**Records to use:**
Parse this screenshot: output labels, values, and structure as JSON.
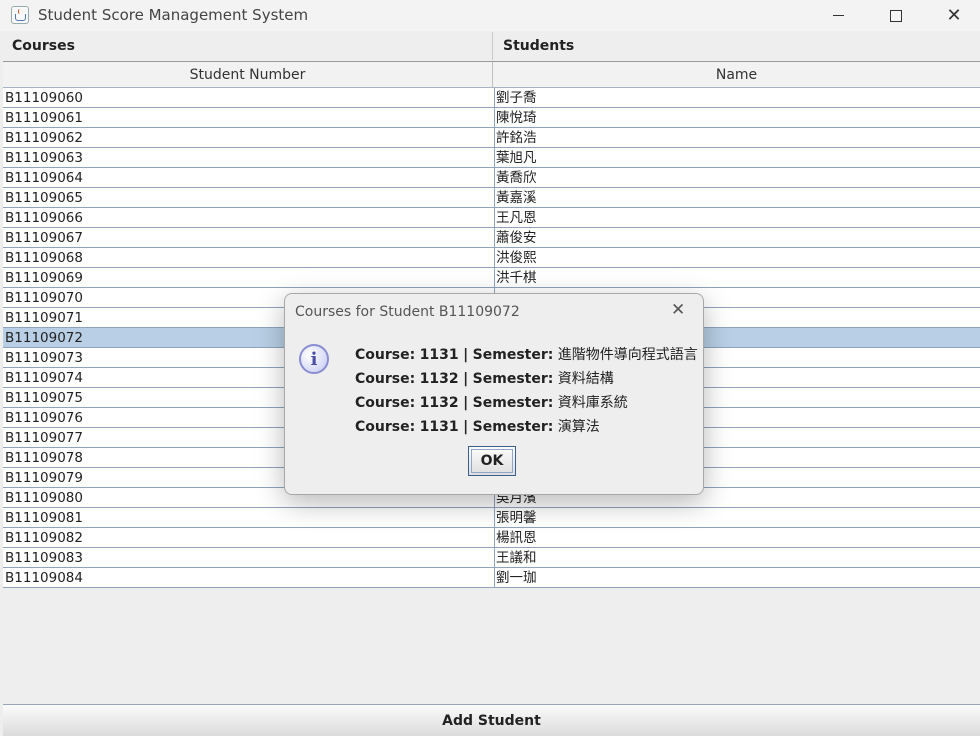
{
  "window": {
    "title": "Student Score Management System",
    "icon": "java-cup-icon"
  },
  "tabs": {
    "courses": "Courses",
    "students": "Students"
  },
  "table": {
    "columns": [
      "Student Number",
      "Name"
    ],
    "selected_row": "B11109072",
    "rows": [
      {
        "num": "B11109060",
        "name": "劉子喬"
      },
      {
        "num": "B11109061",
        "name": "陳悅琦"
      },
      {
        "num": "B11109062",
        "name": "許銘浩"
      },
      {
        "num": "B11109063",
        "name": "葉旭凡"
      },
      {
        "num": "B11109064",
        "name": "黃喬欣"
      },
      {
        "num": "B11109065",
        "name": "黃嘉溪"
      },
      {
        "num": "B11109066",
        "name": "王凡恩"
      },
      {
        "num": "B11109067",
        "name": "蕭俊安"
      },
      {
        "num": "B11109068",
        "name": "洪俊熙"
      },
      {
        "num": "B11109069",
        "name": "洪千棋"
      },
      {
        "num": "B11109070",
        "name": ""
      },
      {
        "num": "B11109071",
        "name": ""
      },
      {
        "num": "B11109072",
        "name": ""
      },
      {
        "num": "B11109073",
        "name": ""
      },
      {
        "num": "B11109074",
        "name": ""
      },
      {
        "num": "B11109075",
        "name": ""
      },
      {
        "num": "B11109076",
        "name": ""
      },
      {
        "num": "B11109077",
        "name": ""
      },
      {
        "num": "B11109078",
        "name": ""
      },
      {
        "num": "B11109079",
        "name": ""
      },
      {
        "num": "B11109080",
        "name": "吳月濱"
      },
      {
        "num": "B11109081",
        "name": "張明馨"
      },
      {
        "num": "B11109082",
        "name": "楊訊恩"
      },
      {
        "num": "B11109083",
        "name": "王議和"
      },
      {
        "num": "B11109084",
        "name": "劉一珈"
      }
    ]
  },
  "add_button": "Add Student",
  "dialog": {
    "title": "Courses for Student B11109072",
    "icon": "info-icon",
    "icon_glyph": "i",
    "course_label": "Course:",
    "semester_label": "Semester:",
    "separator": "|",
    "lines": [
      {
        "course": "1131",
        "semester": "進階物件導向程式語言"
      },
      {
        "course": "1132",
        "semester": "資料結構"
      },
      {
        "course": "1132",
        "semester": "資料庫系統"
      },
      {
        "course": "1131",
        "semester": "演算法"
      }
    ],
    "ok": "OK"
  }
}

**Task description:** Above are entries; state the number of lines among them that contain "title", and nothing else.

**Solution for this exercise:** 2